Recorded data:
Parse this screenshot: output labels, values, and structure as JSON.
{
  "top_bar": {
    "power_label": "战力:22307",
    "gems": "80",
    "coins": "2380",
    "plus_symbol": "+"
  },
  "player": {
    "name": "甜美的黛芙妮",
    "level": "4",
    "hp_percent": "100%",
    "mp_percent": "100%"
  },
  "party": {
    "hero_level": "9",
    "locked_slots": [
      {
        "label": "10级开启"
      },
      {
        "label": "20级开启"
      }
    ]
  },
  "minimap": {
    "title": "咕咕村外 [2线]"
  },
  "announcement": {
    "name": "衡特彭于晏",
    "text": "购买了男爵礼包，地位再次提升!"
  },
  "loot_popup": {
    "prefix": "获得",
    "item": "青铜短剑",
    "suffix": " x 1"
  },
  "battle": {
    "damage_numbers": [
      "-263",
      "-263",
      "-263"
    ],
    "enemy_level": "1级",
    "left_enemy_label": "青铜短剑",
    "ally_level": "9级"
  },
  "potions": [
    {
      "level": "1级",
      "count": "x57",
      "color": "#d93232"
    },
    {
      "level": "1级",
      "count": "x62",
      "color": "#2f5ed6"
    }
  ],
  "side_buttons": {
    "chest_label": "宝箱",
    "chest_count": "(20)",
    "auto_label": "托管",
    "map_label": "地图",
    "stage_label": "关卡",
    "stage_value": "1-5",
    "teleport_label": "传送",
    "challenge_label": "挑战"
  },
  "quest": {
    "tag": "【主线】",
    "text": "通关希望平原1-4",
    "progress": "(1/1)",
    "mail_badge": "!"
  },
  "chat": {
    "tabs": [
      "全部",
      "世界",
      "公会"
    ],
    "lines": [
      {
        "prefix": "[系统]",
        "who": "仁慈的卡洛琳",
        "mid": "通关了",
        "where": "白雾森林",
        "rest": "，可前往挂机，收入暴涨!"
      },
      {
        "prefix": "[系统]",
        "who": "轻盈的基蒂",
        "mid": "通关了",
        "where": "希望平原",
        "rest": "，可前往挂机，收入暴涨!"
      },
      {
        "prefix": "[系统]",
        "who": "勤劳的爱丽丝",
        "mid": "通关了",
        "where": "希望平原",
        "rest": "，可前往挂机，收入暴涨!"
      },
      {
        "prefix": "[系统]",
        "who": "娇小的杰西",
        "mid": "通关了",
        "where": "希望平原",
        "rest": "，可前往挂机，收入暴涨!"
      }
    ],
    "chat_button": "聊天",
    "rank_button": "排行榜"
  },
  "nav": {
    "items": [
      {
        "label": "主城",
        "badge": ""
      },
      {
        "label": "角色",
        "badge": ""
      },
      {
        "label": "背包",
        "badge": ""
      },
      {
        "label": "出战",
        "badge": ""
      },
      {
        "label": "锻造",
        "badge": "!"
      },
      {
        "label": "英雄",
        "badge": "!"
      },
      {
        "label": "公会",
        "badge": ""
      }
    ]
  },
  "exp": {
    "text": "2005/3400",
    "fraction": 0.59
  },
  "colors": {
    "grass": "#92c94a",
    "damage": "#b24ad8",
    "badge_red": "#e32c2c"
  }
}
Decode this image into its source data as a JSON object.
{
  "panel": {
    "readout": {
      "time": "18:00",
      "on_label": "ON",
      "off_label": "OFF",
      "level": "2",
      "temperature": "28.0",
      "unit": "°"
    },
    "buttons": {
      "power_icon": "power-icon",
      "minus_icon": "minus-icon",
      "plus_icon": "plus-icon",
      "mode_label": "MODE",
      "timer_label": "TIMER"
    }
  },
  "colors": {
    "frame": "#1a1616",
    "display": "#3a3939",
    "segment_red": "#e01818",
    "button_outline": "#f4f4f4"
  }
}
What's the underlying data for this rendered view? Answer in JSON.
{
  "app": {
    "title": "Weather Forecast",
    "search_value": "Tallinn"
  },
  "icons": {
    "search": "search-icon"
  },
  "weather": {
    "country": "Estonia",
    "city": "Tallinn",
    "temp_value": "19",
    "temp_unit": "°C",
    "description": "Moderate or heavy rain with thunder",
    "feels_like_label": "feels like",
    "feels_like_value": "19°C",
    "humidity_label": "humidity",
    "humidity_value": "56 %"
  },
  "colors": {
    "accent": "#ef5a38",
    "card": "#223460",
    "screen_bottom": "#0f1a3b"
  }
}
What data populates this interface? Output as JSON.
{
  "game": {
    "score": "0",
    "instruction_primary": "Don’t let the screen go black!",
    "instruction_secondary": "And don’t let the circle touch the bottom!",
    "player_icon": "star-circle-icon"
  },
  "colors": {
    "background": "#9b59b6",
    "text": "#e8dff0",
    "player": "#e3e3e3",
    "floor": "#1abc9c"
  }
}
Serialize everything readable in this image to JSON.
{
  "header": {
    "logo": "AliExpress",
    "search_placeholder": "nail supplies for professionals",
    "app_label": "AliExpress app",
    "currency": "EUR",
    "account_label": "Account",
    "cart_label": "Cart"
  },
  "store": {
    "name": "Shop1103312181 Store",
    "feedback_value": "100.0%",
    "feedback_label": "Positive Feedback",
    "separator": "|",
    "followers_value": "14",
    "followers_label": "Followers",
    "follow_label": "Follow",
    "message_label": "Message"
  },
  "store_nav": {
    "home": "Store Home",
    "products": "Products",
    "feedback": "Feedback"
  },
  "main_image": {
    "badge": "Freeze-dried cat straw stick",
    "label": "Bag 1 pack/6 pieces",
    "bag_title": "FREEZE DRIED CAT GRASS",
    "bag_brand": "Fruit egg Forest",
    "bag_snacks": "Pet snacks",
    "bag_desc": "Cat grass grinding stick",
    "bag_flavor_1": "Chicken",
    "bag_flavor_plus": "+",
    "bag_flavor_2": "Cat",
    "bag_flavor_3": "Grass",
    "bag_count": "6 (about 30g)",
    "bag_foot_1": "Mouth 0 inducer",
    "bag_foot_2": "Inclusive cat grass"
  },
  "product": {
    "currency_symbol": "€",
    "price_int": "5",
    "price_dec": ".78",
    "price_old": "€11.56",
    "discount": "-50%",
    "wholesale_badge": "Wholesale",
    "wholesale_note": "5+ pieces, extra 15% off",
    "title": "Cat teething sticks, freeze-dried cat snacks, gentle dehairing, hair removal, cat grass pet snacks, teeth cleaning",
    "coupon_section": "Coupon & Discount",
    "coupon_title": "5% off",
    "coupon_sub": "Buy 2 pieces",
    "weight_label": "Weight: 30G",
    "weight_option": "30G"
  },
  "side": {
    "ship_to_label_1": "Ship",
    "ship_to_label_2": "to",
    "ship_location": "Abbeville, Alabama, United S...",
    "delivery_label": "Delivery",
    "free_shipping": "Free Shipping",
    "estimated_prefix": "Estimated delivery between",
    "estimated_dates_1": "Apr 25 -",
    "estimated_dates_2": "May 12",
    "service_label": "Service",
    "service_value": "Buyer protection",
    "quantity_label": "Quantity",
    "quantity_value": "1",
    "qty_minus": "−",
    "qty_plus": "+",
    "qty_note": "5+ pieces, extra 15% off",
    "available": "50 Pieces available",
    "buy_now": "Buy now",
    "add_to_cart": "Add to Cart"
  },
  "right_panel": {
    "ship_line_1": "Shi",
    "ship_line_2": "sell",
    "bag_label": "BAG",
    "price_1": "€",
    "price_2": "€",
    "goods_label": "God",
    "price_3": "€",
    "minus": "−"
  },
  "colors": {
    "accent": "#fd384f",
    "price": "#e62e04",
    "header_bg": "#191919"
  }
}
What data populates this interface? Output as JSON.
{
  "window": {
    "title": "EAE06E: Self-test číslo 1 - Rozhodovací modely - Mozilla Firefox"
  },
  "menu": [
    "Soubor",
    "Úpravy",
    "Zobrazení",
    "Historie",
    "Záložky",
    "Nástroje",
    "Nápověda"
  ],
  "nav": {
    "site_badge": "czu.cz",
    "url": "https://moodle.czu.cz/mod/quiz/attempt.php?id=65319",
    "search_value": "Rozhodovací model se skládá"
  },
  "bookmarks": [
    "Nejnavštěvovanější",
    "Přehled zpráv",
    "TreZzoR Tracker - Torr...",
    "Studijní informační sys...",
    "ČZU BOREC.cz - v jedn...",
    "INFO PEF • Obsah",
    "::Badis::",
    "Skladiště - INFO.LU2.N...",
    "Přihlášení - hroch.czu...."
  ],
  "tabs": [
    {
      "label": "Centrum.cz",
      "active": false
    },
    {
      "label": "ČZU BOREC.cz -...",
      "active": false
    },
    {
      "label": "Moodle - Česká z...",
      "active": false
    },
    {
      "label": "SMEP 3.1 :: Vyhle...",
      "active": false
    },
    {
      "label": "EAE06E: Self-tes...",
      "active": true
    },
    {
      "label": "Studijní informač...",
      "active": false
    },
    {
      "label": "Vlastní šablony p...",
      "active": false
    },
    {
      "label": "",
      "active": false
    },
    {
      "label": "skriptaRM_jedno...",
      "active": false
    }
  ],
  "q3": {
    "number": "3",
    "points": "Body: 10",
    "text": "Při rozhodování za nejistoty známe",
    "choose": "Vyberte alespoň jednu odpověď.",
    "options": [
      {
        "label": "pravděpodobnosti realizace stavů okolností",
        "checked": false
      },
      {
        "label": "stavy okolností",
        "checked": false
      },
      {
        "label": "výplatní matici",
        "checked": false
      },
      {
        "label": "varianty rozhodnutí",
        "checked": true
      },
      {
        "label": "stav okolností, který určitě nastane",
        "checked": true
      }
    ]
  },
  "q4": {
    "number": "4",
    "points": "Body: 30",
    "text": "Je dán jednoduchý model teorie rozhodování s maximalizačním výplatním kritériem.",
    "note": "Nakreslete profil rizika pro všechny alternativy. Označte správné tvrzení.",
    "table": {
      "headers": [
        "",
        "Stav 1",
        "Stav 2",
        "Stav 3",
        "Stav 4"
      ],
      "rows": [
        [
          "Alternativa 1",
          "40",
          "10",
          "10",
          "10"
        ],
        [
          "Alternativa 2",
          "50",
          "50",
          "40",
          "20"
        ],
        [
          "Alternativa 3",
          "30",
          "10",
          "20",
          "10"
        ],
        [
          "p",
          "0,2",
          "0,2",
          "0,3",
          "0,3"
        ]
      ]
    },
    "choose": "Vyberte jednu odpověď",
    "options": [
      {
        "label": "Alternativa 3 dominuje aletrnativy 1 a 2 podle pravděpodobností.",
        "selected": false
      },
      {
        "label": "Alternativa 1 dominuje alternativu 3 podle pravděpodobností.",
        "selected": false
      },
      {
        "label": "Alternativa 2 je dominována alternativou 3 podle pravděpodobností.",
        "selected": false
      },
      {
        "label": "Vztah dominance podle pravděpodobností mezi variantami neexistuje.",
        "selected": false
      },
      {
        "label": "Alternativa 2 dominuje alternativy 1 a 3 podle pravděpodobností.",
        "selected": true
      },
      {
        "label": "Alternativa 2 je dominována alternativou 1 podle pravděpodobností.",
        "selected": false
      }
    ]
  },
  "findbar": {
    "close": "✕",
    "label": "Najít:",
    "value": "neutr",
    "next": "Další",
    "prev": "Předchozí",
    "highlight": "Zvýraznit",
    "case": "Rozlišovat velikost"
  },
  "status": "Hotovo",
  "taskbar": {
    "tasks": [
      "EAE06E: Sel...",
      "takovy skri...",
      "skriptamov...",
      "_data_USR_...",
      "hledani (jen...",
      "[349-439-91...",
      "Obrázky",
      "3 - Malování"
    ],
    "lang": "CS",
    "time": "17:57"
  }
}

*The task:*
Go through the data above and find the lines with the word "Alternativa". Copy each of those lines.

*Solved exercise:*
          "Alternativa 1",
          "Alternativa 2",
          "Alternativa 3",
        "label": "Alternativa 3 dominuje aletrnativy 1 a 2 podle pravděpodobností.",
        "label": "Alternativa 1 dominuje alternativu 3 podle pravděpodobností.",
        "label": "Alternativa 2 je dominována alternativou 3 podle pravděpodobností.",
        "label": "Alternativa 2 dominuje alternativy 1 a 3 podle pravděpodobností.",
        "label": "Alternativa 2 je dominována alternativou 1 podle pravděpodobností.",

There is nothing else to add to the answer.